Value_Homework_3p

Last week, we received this email from a parent within our 3P Learning community.  She paints a colourful picture of weekday home-life and the feature of homework in the evening routine- that many of us can empathise with.  

“I was juggling the kids’ usual evening routine when my daughter confronted me in the kitchen, in tears, frustrated with a maths problem.

She had been asked to colour in one quarter of the 12 apples in the book.  I took it upon myself to try and explain fractions. Two hours later I was still harping on, we had bruised and dented all the apples in the house as we ‘divided them into groups’. She was blank faced and glassy eyed and I was at a loss.

The next afternoon I decided to try a new tactic, so I signed her into Mathletics. 20 minutes later she had finished four fractions activities with gold bars.”

*Lucy – mum of 3.(*name changed for privacy reasons)

It seems the challenges this parent faced is one that resonated with many parents here at 3P Learning. This child was facing a new and realitively complex concept in her homework. As parents and carers we may understand the concepts our kids are struggling with, but can we explain it in the most effective way? This made us wonder – Is homework beneficial or is it just placing additional stress on kids or their parents?

We asked Phil Walsh, (3P Learning Education Advisor and father of five) his opinion on the value of homework. 

 “As parents we really wrestle with the concept of homework as it often competes with family time, yet we know the value of encouraging our children to build good study habits and re-enforce what is being taught at school. If homework is targeted, focused and it incorporates different learning styles then it is beneficial in the long run. Our engaging interactive products are great homework resources as they combine visual, auditory and kinesthetic learning styles. It can also help relieve family stress as children can embark on independent and self-directed learning using the variety of resources on offer.​”

The topic of homework provoked a debate in the office amongst parents and teachers and inevitability there were a number of schools of thought. Whether you love or hate homework, its a fact of life for school kids. So here are some helpful tips for busy families.

Strategy with weekly homework for primary kids

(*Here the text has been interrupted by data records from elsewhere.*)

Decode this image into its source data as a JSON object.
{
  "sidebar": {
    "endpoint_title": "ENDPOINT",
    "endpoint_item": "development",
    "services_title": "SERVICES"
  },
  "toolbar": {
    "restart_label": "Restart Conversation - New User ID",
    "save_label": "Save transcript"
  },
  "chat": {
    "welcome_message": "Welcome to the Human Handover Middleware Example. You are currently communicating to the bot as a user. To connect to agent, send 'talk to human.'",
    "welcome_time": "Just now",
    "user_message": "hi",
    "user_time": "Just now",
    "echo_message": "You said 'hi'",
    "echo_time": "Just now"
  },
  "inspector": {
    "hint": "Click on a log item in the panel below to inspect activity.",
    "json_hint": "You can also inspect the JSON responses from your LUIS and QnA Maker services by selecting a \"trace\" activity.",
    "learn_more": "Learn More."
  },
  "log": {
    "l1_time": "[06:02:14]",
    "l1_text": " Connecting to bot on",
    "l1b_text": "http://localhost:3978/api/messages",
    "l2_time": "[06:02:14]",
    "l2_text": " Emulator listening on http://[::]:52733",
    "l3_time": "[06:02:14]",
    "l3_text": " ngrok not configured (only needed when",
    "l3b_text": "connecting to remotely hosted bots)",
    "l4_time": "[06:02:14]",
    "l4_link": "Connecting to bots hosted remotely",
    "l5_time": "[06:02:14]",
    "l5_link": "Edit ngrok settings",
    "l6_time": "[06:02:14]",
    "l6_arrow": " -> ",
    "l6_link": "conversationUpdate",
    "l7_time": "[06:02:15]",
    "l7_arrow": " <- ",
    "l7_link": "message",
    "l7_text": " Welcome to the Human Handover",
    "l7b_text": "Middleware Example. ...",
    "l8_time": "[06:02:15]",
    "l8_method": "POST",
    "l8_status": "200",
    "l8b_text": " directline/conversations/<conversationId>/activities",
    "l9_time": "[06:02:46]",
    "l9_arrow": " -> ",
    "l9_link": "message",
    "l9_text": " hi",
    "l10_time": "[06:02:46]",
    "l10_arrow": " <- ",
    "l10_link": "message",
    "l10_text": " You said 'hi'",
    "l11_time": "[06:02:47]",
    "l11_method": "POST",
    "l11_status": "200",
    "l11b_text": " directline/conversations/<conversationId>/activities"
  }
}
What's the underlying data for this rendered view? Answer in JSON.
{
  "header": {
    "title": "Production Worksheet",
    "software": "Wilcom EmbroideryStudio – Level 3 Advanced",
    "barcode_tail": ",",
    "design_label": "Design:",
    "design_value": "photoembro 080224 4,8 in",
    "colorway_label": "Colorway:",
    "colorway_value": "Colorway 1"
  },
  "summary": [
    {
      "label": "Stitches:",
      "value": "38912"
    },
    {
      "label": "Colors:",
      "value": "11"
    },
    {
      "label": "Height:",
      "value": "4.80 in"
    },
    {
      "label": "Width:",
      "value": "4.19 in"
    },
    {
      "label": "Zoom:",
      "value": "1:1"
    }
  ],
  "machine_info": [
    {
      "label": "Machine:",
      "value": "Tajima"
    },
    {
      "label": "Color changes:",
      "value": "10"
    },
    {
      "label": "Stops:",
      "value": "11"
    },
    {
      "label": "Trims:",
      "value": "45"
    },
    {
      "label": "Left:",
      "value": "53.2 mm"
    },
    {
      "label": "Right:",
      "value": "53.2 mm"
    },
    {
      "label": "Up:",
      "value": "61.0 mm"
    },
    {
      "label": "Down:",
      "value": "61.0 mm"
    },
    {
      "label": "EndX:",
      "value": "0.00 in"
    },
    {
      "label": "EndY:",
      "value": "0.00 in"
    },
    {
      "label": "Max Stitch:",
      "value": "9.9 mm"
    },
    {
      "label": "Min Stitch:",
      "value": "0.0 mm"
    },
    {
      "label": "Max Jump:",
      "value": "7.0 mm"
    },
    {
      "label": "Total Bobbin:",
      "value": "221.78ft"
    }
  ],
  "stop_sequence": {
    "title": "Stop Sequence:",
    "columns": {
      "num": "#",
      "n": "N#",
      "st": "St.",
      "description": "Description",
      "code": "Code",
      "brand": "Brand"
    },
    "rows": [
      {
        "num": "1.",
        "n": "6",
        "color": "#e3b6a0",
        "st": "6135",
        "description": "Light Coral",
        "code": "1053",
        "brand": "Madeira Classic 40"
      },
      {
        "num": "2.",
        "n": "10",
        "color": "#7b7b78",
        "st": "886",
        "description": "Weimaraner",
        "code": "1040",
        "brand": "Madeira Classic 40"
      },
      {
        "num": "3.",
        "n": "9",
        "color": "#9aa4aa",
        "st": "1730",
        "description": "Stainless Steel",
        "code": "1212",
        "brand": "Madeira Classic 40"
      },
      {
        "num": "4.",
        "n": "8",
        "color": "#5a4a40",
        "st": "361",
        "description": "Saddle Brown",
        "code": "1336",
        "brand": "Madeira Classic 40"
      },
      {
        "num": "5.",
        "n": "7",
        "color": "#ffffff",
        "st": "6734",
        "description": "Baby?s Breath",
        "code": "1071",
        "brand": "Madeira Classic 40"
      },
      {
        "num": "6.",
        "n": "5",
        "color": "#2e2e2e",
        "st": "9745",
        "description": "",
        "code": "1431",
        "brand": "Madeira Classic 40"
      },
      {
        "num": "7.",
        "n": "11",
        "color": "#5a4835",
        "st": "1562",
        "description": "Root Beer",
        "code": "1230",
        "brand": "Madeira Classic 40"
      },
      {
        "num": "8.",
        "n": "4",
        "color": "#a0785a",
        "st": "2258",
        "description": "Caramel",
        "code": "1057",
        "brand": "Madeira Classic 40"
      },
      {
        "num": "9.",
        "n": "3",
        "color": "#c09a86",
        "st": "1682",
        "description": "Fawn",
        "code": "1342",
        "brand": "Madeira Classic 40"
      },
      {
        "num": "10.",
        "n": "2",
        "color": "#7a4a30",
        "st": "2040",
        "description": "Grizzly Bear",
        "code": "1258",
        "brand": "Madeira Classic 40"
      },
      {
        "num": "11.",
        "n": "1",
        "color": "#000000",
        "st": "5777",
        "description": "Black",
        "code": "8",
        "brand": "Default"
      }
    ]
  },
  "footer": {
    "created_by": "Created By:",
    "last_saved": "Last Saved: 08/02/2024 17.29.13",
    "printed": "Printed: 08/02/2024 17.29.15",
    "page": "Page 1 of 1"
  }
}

  • Give kids time off after school to eat afternoon tea and have a short play, before starting homework.
  • Take advantage of the weekend as a chance to get ahead on homework for the week ahead.
  • Encourage your children to work together. Older children can benefit from helping younger kids with their homework or listening to readers.
  • Let them work through homework independently. Remember its ok for kids to get questions wrong. Encourage them to keep trying.
  • If you have time, try to check their homework when they are finished. This is a great opportunity for parents to identify gaps in students learning.
  • Encourage older children to check their own work. This encourages kids to check over their answers and to get them in the practise of checking their answers in exams as well as helping to ensure kids read the questions properly.
  • If kids don’t understand a concept try explaining it to them one on one. If it’s not an area your confident with, encourage your kids to seek help from their teachers or online. Youtube and google have stacks of resources to help explain concepts to kids or other online resources such as Mathletics, Spellodrome, Reading Eggs and IntoScience are  great revision resources that are fully aligned to the curriculum.
  • There may be times when your kids don’t understand the concept, they are sick or tired. Don’t push it too hard, a simple note explaining the situation to the teacher is better than a family blow up.